How to complete this task => For the data below, please report each line where the word "value" is found.

Records provided =>

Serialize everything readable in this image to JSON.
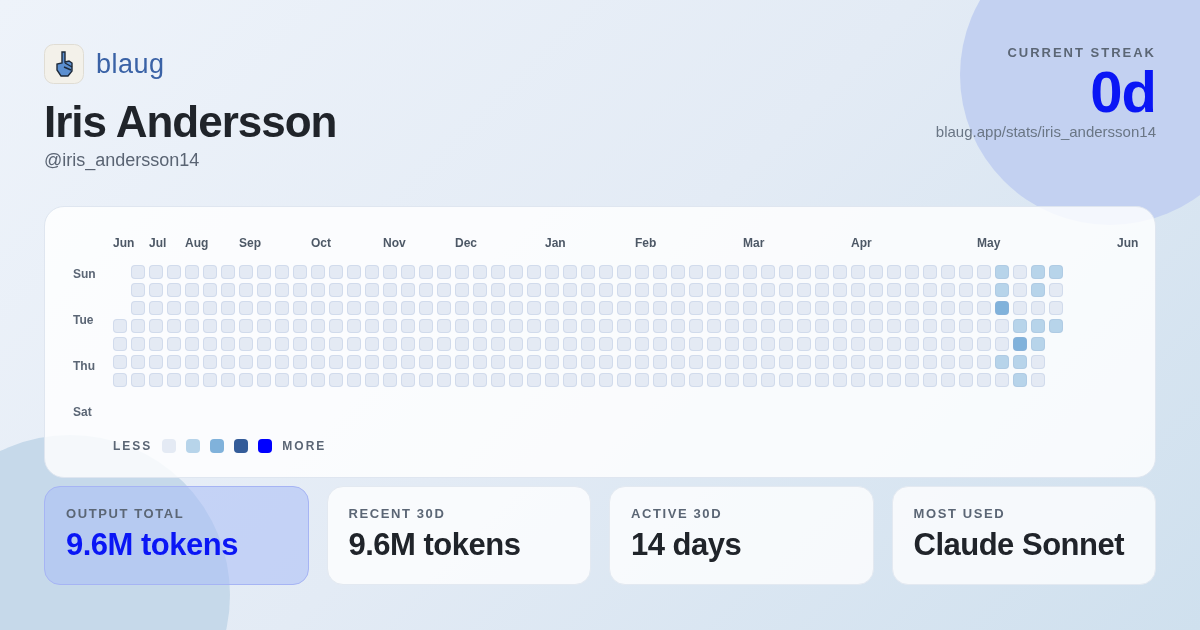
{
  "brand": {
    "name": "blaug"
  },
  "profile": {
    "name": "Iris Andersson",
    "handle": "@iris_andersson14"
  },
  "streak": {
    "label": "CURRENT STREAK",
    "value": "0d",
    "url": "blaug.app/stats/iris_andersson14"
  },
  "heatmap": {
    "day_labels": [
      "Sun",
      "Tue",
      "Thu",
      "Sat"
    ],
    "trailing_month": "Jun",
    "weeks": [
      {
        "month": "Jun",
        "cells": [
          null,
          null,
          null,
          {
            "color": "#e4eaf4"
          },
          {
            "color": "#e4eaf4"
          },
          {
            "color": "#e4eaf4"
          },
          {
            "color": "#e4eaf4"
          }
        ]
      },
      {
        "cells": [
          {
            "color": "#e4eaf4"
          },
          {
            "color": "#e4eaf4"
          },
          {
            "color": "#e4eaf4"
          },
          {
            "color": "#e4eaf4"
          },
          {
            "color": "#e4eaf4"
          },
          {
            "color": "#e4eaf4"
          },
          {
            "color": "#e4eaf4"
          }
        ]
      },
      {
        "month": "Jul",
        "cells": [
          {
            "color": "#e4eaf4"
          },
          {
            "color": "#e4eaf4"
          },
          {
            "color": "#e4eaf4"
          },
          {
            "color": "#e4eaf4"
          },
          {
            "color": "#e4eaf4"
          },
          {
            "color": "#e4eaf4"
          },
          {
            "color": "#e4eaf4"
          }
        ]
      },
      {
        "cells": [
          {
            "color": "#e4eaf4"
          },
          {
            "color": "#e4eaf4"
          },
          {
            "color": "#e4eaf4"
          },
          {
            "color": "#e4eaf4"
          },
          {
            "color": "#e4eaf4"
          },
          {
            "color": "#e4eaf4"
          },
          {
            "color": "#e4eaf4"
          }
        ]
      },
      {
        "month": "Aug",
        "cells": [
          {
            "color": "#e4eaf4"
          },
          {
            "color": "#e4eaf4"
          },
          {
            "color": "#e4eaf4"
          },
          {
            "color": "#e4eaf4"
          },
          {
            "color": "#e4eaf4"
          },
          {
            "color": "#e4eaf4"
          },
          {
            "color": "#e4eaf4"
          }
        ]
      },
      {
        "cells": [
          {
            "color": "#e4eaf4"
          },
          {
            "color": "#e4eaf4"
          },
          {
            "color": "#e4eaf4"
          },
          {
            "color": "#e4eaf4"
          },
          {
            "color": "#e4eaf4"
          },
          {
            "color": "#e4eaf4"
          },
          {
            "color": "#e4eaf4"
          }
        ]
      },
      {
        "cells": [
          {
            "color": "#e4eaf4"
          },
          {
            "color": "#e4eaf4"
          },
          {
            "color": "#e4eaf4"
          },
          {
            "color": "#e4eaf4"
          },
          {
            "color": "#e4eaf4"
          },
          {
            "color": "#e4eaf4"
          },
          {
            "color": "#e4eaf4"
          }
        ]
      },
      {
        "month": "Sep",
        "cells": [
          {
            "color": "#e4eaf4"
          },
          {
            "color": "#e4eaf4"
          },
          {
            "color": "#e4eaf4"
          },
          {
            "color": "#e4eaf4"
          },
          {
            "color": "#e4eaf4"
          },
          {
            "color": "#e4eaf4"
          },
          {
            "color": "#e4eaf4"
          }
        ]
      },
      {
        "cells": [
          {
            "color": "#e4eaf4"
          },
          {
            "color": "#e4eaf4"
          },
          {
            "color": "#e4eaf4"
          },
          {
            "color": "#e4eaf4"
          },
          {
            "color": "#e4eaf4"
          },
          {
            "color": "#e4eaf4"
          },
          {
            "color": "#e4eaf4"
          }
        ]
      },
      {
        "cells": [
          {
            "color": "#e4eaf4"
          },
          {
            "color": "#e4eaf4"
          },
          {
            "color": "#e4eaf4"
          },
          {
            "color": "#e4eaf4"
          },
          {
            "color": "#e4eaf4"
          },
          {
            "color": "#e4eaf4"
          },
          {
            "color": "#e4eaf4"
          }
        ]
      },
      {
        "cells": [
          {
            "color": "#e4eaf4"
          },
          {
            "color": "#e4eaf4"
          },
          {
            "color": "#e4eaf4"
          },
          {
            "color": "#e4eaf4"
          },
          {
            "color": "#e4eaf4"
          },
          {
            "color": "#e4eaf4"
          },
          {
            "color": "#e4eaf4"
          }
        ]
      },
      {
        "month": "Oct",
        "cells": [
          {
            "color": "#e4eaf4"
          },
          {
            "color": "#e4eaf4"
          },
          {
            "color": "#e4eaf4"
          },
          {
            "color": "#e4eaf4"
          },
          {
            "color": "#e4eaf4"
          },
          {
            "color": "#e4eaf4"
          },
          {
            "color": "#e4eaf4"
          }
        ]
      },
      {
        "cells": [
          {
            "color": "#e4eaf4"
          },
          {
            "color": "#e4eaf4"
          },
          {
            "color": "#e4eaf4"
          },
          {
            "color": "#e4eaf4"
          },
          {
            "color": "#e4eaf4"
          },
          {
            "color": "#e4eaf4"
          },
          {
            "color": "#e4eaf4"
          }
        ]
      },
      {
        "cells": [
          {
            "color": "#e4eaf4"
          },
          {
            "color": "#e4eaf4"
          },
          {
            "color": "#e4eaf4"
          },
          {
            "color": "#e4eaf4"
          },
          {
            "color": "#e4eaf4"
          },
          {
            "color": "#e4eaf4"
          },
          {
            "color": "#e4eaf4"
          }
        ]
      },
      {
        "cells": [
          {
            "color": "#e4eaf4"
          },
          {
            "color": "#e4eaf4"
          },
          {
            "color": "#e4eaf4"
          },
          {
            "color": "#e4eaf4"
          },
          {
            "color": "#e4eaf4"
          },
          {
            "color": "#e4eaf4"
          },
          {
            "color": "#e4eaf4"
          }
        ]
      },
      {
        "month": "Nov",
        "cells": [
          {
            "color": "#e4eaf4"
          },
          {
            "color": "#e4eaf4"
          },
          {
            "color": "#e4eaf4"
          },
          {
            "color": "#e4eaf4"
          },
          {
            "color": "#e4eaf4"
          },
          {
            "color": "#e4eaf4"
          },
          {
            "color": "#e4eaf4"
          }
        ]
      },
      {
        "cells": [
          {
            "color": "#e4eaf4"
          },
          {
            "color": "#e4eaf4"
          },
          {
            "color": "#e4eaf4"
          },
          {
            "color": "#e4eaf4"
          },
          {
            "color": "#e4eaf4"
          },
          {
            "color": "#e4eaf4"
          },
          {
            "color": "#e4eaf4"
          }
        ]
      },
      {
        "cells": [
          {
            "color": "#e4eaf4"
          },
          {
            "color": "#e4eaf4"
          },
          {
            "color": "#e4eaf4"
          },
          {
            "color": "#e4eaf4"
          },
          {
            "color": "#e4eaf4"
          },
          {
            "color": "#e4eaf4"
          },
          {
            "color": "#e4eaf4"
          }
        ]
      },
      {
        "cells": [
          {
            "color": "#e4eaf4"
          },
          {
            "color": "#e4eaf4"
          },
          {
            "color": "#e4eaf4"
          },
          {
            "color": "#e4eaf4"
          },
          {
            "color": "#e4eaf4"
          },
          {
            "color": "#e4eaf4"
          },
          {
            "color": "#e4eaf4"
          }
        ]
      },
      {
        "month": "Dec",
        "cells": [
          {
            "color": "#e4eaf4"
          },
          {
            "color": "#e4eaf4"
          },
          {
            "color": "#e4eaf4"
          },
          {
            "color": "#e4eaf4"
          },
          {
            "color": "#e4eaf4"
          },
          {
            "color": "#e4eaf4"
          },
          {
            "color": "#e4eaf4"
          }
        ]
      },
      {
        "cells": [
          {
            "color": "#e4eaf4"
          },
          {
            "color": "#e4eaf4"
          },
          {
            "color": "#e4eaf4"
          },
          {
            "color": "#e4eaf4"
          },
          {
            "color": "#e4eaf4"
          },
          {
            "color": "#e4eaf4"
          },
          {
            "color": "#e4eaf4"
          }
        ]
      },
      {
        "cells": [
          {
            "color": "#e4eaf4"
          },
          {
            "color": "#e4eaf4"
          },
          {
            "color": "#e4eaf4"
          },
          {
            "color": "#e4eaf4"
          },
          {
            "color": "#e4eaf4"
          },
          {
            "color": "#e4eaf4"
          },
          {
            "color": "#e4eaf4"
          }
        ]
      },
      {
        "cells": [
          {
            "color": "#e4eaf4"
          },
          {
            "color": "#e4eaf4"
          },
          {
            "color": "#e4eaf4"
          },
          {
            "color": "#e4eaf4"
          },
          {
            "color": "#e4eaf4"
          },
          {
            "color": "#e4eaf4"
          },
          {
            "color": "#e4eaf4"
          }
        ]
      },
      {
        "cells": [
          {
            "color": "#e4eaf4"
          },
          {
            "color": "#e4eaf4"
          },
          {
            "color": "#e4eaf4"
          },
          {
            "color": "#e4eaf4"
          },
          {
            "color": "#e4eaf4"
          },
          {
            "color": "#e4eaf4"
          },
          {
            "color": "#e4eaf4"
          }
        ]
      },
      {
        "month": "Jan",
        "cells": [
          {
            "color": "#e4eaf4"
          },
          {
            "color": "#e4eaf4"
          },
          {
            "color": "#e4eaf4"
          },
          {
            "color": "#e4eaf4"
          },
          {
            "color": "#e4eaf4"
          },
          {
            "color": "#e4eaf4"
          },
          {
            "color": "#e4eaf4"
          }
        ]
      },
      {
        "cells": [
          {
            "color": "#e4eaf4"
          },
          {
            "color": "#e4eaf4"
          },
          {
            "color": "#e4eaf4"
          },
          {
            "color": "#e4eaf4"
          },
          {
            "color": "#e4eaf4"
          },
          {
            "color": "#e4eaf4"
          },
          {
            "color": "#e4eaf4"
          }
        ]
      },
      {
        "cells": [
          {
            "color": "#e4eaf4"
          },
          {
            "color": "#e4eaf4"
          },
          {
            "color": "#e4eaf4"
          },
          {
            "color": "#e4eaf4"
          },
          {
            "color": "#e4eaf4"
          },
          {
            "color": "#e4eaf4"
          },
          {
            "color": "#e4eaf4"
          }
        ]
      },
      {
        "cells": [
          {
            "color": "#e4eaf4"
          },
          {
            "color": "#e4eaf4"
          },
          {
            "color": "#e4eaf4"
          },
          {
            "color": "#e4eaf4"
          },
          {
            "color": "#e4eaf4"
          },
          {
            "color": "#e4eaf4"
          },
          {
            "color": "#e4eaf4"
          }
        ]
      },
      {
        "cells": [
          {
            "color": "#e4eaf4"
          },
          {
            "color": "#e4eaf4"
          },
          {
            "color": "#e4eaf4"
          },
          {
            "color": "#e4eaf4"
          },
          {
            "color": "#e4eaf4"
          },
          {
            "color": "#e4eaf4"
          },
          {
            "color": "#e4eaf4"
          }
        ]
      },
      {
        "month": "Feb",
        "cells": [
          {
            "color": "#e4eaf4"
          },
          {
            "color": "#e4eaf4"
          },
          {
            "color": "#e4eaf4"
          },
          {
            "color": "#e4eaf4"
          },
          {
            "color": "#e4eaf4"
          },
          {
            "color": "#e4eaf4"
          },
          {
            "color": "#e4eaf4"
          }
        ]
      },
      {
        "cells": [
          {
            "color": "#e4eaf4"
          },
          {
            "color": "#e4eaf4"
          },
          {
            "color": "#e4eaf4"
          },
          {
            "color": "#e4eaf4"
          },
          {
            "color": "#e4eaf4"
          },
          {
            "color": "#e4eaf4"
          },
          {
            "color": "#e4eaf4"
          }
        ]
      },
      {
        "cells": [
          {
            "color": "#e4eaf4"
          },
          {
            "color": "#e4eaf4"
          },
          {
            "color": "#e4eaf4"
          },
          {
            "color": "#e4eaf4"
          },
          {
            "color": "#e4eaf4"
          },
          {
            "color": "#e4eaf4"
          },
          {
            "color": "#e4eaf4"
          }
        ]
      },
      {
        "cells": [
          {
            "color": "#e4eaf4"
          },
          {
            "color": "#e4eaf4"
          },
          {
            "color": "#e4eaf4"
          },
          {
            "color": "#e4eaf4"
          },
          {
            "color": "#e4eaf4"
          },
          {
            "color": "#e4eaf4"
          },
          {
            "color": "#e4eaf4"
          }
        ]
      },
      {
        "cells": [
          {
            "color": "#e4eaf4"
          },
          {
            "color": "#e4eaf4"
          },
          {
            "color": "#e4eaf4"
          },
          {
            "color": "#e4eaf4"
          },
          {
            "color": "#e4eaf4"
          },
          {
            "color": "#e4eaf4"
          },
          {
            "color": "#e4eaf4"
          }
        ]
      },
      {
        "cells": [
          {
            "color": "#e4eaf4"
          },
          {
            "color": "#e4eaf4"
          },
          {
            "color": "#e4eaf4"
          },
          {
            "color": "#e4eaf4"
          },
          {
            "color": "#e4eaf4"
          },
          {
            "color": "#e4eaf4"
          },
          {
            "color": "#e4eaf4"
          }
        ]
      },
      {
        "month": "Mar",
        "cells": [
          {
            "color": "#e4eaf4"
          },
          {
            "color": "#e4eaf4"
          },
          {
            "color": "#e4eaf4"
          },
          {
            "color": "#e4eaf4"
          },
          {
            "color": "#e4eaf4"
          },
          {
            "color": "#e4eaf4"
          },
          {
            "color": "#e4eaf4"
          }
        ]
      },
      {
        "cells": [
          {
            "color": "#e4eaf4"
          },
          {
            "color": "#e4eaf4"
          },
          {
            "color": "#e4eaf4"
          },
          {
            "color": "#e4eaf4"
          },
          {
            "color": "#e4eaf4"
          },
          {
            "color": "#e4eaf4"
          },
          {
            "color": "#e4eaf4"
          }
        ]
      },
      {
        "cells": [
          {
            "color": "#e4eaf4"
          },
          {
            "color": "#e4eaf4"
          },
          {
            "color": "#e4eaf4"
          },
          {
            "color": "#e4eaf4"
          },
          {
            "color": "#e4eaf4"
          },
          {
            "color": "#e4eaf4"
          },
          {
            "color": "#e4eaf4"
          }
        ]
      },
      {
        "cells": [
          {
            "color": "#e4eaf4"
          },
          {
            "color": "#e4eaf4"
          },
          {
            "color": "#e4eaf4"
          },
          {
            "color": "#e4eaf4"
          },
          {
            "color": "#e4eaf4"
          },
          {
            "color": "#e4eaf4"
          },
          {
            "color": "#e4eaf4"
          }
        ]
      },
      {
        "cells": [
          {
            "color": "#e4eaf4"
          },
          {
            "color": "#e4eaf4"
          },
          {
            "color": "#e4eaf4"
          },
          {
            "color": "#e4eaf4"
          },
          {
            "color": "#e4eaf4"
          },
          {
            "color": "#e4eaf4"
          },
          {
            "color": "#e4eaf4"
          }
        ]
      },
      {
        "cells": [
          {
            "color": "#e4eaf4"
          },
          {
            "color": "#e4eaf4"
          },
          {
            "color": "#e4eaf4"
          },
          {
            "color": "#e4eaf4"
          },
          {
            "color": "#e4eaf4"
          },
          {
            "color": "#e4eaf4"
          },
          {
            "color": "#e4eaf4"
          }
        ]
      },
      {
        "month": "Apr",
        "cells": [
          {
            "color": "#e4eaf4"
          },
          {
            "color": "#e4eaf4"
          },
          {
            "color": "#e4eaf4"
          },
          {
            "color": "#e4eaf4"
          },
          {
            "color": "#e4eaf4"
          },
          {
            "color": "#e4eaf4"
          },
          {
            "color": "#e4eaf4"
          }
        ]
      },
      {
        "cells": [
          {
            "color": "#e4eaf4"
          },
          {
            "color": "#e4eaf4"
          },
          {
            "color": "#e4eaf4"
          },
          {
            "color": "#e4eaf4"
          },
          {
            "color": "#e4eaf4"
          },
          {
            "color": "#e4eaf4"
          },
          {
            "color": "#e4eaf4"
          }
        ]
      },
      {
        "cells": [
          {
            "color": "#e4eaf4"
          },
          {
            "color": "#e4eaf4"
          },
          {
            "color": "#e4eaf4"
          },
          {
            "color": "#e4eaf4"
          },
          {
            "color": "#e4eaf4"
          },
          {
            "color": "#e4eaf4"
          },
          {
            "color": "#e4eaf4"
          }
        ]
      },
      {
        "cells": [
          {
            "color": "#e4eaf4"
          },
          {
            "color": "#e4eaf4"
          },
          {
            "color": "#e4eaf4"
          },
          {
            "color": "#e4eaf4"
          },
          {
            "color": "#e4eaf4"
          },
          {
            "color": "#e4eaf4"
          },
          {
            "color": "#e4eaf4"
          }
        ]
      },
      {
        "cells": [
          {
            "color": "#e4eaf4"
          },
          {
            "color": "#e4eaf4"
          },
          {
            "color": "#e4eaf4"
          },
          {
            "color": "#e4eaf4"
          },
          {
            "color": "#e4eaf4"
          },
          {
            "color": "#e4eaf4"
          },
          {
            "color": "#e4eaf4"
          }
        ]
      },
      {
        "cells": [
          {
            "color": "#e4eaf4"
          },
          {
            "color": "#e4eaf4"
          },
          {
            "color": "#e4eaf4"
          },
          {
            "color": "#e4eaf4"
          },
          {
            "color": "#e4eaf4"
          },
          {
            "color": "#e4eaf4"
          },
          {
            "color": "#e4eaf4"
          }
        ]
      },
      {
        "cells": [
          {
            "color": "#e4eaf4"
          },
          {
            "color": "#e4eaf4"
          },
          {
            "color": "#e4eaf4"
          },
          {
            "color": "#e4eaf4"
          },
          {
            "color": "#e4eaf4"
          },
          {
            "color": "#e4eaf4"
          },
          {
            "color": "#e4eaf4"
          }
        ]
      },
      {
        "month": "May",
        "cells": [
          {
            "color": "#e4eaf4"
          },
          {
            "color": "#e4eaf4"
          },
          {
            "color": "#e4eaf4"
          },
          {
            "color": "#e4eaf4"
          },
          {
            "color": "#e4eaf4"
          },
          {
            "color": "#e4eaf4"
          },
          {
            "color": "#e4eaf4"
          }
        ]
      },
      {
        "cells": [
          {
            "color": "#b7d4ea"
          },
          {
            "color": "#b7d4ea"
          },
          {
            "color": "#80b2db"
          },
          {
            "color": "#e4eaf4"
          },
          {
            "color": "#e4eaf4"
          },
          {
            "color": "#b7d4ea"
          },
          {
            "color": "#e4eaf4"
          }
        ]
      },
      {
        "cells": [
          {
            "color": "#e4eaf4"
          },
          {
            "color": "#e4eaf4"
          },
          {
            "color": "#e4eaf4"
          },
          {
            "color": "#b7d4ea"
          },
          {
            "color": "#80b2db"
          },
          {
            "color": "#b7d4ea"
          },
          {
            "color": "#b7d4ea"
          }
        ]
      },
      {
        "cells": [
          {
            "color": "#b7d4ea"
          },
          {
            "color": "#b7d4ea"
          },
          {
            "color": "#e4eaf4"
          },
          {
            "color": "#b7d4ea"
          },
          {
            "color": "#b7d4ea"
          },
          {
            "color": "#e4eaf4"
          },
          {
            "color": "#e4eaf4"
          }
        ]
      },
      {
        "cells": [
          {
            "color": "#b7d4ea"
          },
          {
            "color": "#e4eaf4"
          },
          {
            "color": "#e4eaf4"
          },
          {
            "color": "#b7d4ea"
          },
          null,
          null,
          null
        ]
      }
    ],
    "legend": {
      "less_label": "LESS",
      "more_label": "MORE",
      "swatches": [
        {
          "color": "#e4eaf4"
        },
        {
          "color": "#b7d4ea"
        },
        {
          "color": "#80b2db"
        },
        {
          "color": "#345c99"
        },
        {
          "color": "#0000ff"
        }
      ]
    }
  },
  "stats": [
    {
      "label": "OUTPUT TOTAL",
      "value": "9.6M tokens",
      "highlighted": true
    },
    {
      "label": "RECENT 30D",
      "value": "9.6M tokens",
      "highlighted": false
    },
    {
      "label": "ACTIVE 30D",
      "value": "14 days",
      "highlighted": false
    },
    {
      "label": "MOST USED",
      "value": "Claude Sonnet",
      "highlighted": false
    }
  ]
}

Answer space =>
    "value": "0d",
      "value": "9.6M tokens",
      "value": "9.6M tokens",
      "value": "14 days",
      "value": "Claude Sonnet",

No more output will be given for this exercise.